In the end, the team spirit that seemed to flourish over the past two seasons, from the moment the team rebounded from an early two-goal deficit to Hull to win their first trophy in eight years, seems to have fizzled and frayed. Why that is is not entirely clear, but the only consistent performers this season have been Cech and Ozil, with the latter looking increasingly disenchanted with teammates who make too many mistakes in midfield and defense and an attacking force in front of him that looks more like F-Troop than the A-Team.

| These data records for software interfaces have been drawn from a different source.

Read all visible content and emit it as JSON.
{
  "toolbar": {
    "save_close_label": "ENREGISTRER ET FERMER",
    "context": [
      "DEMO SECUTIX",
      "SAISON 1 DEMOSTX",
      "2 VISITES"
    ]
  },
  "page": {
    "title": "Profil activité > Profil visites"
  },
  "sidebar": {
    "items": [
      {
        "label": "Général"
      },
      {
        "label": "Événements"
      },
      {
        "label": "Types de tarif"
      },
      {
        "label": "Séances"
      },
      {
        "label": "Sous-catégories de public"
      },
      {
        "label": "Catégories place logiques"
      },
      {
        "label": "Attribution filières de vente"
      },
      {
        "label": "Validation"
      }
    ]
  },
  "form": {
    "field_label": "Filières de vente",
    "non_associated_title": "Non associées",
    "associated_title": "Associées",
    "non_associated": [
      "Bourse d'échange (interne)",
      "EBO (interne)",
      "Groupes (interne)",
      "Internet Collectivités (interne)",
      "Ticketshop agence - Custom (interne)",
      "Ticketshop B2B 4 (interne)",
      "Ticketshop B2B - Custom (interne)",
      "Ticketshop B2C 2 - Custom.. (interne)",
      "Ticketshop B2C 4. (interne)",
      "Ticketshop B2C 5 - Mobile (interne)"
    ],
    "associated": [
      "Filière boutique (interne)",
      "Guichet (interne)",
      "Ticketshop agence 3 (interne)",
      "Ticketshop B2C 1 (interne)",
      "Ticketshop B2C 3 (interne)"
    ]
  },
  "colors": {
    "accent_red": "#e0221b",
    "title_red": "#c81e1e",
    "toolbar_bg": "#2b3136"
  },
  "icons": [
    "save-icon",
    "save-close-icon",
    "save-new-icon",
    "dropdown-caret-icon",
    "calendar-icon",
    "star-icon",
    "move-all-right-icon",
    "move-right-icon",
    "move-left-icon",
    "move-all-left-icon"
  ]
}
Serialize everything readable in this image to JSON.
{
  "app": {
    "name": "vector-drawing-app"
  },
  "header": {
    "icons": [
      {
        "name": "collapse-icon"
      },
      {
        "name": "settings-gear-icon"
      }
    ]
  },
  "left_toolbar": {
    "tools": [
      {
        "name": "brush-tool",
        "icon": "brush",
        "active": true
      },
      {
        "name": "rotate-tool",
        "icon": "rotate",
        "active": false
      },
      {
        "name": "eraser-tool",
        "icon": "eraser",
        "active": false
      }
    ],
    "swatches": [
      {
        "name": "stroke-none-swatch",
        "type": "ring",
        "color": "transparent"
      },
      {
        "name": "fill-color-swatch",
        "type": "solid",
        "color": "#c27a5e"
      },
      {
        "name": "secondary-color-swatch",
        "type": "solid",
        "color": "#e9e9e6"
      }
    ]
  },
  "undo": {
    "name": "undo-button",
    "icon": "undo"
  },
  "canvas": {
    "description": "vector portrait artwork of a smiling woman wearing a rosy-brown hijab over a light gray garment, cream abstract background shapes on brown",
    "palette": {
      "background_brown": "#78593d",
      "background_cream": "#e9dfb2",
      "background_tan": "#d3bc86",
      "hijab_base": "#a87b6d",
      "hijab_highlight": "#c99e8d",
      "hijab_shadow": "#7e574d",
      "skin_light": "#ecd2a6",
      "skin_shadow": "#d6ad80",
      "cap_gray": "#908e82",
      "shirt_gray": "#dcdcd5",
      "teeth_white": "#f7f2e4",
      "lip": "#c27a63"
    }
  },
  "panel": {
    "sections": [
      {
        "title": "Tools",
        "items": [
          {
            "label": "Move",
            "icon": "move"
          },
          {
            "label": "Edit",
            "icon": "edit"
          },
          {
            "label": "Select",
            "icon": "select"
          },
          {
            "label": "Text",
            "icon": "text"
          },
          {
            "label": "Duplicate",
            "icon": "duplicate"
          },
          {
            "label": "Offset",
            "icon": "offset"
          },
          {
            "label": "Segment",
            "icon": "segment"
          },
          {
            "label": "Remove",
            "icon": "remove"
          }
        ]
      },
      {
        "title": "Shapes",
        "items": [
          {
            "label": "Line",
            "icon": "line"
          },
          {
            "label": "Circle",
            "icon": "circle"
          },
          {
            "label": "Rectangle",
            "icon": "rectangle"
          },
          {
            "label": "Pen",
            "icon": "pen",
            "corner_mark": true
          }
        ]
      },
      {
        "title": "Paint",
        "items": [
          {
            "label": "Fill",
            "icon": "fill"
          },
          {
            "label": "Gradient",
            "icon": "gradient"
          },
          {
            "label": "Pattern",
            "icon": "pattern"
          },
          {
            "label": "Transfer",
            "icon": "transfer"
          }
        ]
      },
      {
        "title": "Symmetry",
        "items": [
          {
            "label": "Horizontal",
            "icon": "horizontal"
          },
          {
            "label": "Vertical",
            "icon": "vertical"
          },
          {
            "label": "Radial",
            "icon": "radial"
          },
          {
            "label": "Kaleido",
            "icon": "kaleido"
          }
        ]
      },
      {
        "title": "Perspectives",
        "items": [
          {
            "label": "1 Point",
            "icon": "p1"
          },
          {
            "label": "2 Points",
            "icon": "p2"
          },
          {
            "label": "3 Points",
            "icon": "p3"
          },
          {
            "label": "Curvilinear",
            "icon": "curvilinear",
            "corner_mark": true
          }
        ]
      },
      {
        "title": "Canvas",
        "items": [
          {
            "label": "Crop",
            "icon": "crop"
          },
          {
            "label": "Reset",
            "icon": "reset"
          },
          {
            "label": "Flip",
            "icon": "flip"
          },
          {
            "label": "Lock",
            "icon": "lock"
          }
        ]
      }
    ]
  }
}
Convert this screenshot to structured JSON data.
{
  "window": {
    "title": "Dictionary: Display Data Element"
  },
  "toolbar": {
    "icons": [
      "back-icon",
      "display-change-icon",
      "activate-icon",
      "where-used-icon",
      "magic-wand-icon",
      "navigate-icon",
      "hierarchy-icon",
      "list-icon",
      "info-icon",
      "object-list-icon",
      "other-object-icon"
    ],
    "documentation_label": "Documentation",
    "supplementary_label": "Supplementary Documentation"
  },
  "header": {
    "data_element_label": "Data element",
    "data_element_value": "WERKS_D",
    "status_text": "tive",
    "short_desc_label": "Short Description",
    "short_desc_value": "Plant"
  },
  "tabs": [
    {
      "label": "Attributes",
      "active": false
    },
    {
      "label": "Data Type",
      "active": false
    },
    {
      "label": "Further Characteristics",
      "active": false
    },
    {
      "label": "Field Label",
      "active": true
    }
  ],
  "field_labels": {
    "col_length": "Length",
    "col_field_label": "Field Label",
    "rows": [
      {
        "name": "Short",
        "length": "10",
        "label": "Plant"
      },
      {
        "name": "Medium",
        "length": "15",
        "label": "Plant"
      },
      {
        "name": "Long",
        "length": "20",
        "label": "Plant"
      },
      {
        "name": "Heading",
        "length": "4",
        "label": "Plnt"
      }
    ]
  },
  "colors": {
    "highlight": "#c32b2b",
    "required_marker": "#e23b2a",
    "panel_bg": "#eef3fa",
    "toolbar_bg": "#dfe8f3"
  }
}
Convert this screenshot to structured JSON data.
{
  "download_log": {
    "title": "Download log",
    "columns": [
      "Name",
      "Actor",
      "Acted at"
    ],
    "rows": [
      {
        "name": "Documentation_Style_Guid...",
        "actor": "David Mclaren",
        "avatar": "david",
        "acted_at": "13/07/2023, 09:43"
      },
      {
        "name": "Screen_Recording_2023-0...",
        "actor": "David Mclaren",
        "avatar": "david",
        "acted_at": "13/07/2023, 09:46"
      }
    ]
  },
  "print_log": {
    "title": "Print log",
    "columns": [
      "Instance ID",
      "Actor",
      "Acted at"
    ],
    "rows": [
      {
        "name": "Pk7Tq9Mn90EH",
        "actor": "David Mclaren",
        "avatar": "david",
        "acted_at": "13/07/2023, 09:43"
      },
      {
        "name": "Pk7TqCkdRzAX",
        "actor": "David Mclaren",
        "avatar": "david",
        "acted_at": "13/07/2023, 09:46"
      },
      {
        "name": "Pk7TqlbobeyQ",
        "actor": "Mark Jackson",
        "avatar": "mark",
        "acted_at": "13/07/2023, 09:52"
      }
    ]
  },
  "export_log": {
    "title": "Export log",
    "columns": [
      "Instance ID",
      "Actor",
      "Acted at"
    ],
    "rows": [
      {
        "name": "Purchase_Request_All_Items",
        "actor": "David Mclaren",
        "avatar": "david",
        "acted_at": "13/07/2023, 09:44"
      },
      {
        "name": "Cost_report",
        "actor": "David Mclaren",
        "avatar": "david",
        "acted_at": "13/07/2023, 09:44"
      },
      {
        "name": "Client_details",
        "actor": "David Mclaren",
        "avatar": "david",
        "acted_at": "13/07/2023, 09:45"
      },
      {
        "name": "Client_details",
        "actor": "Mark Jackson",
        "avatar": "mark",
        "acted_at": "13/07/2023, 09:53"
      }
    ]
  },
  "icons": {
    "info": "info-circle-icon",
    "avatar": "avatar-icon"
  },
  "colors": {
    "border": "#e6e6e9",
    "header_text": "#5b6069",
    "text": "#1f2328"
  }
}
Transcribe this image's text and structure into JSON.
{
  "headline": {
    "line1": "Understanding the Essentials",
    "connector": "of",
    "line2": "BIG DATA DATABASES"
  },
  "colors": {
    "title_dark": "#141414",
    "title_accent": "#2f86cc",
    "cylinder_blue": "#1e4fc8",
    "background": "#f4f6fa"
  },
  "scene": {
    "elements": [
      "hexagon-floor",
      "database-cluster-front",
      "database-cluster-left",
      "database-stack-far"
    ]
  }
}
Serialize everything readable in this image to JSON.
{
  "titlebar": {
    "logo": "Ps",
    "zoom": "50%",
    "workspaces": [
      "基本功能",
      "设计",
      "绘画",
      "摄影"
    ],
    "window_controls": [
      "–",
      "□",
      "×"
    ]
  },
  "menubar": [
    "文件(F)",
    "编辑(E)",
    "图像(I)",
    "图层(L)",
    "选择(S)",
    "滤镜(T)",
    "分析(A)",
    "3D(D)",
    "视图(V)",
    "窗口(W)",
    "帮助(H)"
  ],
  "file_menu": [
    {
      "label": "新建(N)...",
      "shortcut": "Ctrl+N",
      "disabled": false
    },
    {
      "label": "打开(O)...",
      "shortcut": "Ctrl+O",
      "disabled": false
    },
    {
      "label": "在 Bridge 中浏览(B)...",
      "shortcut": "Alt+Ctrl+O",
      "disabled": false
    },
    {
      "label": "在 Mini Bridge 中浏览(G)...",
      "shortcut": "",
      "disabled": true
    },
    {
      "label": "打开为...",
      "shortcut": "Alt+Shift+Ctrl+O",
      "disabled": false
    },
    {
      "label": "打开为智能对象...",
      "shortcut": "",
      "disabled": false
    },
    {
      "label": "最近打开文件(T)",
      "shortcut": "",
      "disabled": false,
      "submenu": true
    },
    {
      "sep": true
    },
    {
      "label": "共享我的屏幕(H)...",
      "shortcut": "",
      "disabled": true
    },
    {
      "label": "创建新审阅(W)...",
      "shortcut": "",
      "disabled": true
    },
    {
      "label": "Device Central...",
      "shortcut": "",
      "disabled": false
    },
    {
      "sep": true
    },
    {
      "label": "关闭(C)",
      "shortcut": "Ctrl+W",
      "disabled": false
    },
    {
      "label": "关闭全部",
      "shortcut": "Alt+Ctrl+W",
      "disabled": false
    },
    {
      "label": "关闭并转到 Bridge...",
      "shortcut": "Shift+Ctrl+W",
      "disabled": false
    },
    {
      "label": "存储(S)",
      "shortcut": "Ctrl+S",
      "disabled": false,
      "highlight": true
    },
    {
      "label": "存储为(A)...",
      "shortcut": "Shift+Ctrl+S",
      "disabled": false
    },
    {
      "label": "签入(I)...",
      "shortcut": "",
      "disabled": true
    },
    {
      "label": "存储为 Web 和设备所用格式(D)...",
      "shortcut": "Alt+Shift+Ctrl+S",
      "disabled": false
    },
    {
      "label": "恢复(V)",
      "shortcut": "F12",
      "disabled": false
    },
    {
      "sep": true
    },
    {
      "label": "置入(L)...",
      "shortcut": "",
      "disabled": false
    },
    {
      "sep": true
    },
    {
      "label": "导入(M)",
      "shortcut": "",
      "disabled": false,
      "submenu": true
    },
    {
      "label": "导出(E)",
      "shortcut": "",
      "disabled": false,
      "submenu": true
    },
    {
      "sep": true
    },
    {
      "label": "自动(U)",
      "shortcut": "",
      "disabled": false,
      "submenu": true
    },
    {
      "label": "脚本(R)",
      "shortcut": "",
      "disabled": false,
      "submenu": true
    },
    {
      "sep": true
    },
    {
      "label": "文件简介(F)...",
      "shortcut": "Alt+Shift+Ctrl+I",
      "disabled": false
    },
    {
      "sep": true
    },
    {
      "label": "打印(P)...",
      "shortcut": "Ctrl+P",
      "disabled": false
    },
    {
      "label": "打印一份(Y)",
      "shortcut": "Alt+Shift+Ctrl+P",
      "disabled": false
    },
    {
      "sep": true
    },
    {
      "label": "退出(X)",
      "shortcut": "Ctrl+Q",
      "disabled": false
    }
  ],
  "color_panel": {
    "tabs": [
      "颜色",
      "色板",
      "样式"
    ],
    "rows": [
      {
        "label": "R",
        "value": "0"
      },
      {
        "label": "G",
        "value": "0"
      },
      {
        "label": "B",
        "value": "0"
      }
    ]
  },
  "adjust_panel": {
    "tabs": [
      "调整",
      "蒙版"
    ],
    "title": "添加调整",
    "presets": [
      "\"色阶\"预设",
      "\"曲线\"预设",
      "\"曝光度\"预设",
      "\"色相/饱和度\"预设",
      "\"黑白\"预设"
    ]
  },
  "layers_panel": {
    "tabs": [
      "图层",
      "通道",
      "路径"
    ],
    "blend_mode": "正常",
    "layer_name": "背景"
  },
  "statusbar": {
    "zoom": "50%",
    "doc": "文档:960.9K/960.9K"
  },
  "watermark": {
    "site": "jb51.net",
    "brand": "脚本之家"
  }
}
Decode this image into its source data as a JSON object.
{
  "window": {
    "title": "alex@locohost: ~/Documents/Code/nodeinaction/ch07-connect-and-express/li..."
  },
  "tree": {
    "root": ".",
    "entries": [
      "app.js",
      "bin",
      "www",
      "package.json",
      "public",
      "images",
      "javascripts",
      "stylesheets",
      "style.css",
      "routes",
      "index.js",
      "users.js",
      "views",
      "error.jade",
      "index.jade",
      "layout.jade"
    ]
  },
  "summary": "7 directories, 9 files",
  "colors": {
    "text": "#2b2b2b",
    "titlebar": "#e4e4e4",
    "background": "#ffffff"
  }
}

With their departure from the FA Cup, Everton and United will suddenly see a great opportunity to salvage their own floundering seasons, with Watford and Crystal Palace the other semifinalists (unless, of course, West Ham win the replay with United). Arsenal will be watching on their televisions wondering how they let yet another opportunity slip through their fingers and whether the elusive title will ever grace the Emirates again. So will the fans …